A few pointers part 2
In part one of this series the basics of what a pointer is and how to declare one was examined in detail. It is now time to examine how pointers work when dealing with slightly more complex variables such as arrays and structures. It is far more efficient to pass the memory location around an application than the entire set of data.
Arrays offer a unique behavior in which they are able to decay from a variable to a pointer. Array decay occurs when the  operator is removed from an array. The result is a pointer to the starting location of the array. For example, a three element array can be declared as follows:
The value 14 in the array might be allocated to location 0x100, the value 28 to 0x102, etc. In order to access the elements of the array, use the simple notation array to access the first element of the array then array for the next element, etc. If there is a function that will use the array data, the function would be defined and used as listed below:
In this form the address to the first element of the array is passed to the function(0x100). Additional notation could be used to access another portion of the array. For example, the address of the second element in the array(0x102) can be passed to the function using the following notation
This is passing the address (&) of the array (array) for the second element (). It is important to keep in mind these different methods to access the array but also to note how similar the notation is to pointer notation. The similarity isn't just one way either. One of the interesting notations of pointers that have not yet been discussed is accessing pointer variables using array notation. For example, a pointer can be declared to point to an array as follows
The pointer can be used to access the second element of the array as follows
In this case  acts as a method for de-referencing the address. This notation makes the pointer look a lot like the array that is being indexed. If the * symbol had been used before intPtr, the compiler would have thrown an error.
Pointers to structures are a common usage within the C language. Structures are often used to group similar data together, allowing member variables to be accessed through the structure variable. In future posts, structures will be used to define configuration elements for peripherals within a driver. It is therefore pivotal to understand how to use pointers to access structures. A pointer can be declared to a structure just like any other variable as follows
From previous experience using pointers, it is possible to access the pointer using the standard notation for say the size member of the structure as follows
In this case the symbol . is used to access the size member of the config structure. While this is acceptable, there is a far better way to access the size member by using the pointer-to-member operator ->. By doing this, the code becomes easier to read as follows

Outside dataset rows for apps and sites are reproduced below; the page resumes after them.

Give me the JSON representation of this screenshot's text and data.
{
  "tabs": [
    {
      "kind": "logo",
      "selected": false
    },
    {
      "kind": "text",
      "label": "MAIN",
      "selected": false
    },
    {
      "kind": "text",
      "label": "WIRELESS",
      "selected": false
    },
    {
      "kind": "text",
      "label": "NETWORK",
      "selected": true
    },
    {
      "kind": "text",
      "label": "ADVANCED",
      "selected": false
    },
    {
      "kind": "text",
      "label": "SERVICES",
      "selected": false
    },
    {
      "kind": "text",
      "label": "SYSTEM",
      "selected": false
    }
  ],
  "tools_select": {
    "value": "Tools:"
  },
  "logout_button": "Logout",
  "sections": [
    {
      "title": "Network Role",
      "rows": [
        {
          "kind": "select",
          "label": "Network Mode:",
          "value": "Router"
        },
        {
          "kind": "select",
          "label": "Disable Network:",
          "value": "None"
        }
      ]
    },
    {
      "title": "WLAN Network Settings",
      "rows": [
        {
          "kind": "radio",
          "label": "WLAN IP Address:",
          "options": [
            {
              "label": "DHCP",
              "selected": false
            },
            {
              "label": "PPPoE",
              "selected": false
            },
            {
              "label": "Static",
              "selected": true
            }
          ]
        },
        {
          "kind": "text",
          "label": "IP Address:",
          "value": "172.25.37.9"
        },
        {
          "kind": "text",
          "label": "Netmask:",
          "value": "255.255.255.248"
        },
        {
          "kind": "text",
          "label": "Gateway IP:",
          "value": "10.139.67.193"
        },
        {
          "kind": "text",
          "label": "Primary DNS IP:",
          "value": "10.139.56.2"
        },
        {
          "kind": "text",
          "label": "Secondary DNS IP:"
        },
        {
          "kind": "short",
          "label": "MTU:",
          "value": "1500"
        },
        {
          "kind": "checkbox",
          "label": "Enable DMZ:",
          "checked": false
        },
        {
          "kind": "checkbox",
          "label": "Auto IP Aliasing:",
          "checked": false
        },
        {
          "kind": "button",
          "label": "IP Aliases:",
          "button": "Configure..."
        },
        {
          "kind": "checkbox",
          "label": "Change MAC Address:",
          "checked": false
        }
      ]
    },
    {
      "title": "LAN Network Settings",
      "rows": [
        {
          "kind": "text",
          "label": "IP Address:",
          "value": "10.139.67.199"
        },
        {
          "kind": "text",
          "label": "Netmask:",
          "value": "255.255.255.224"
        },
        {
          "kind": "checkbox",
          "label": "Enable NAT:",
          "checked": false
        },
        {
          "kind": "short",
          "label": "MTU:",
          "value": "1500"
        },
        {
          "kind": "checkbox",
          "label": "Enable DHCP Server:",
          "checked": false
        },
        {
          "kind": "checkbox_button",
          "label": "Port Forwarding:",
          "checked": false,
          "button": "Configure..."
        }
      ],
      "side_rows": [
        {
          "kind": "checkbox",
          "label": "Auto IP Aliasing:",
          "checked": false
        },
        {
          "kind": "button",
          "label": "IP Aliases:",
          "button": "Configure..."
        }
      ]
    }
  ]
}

From these observations, it can be said in general that using the *, ->, and  operators are used to balance or access the uses of the & operator. They all act as operators to de-reference the pointer and get access to the data stored there. Now that the reader has a fundamental understanding of pointers and the various operators associated with them, the next post will examine arrays of pointers. Arrays of pointers will be used as the fundamental method for memory mapping to device peripherals.